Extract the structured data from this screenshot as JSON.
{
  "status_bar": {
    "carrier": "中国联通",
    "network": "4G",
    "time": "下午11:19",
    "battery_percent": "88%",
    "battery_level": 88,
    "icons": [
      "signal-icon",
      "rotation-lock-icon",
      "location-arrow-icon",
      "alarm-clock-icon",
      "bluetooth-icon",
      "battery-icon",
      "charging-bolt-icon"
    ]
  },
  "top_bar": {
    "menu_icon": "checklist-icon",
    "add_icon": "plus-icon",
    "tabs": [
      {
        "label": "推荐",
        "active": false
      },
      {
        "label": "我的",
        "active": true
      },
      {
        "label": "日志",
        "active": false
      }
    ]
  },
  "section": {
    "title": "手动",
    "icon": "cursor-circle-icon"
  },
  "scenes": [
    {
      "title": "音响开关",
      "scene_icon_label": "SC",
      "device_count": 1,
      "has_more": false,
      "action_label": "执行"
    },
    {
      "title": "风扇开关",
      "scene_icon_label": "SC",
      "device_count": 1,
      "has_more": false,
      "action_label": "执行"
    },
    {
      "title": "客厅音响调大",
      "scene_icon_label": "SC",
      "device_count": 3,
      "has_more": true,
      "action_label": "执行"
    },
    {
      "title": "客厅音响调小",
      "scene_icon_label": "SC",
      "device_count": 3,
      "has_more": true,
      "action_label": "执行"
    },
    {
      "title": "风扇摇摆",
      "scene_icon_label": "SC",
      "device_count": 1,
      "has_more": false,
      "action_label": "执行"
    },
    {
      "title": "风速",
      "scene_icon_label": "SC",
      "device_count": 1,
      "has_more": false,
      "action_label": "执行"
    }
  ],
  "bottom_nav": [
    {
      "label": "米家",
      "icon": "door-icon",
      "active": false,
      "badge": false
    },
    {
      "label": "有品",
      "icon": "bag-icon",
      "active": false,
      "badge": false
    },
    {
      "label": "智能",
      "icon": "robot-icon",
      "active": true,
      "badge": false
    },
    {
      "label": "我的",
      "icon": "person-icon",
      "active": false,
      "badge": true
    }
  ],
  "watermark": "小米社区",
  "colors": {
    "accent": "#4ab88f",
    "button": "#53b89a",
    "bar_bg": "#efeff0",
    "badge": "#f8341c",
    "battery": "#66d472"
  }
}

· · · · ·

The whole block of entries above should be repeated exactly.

Extract the structured data from this screenshot as JSON.
{
  "status_bar": {
    "carrier": "中国联通",
    "network": "4G",
    "time": "下午11:19",
    "battery_percent": "88%",
    "battery_level": 88,
    "icons": [
      "signal-icon",
      "rotation-lock-icon",
      "location-arrow-icon",
      "alarm-clock-icon",
      "bluetooth-icon",
      "battery-icon",
      "charging-bolt-icon"
    ]
  },
  "top_bar": {
    "menu_icon": "checklist-icon",
    "add_icon": "plus-icon",
    "tabs": [
      {
        "label": "推荐",
        "active": false
      },
      {
        "label": "我的",
        "active": true
      },
      {
        "label": "日志",
        "active": false
      }
    ]
  },
  "section": {
    "title": "手动",
    "icon": "cursor-circle-icon"
  },
  "scenes": [
    {
      "title": "音响开关",
      "scene_icon_label": "SC",
      "device_count": 1,
      "has_more": false,
      "action_label": "执行"
    },
    {
      "title": "风扇开关",
      "scene_icon_label": "SC",
      "device_count": 1,
      "has_more": false,
      "action_label": "执行"
    },
    {
      "title": "客厅音响调大",
      "scene_icon_label": "SC",
      "device_count": 3,
      "has_more": true,
      "action_label": "执行"
    },
    {
      "title": "客厅音响调小",
      "scene_icon_label": "SC",
      "device_count": 3,
      "has_more": true,
      "action_label": "执行"
    },
    {
      "title": "风扇摇摆",
      "scene_icon_label": "SC",
      "device_count": 1,
      "has_more": false,
      "action_label": "执行"
    },
    {
      "title": "风速",
      "scene_icon_label": "SC",
      "device_count": 1,
      "has_more": false,
      "action_label": "执行"
    }
  ],
  "bottom_nav": [
    {
      "label": "米家",
      "icon": "door-icon",
      "active": false,
      "badge": false
    },
    {
      "label": "有品",
      "icon": "bag-icon",
      "active": false,
      "badge": false
    },
    {
      "label": "智能",
      "icon": "robot-icon",
      "active": true,
      "badge": false
    },
    {
      "label": "我的",
      "icon": "person-icon",
      "active": false,
      "badge": true
    }
  ],
  "watermark": "小米社区",
  "colors": {
    "accent": "#4ab88f",
    "button": "#53b89a",
    "bar_bg": "#efeff0",
    "badge": "#f8341c",
    "battery": "#66d472"
  }
}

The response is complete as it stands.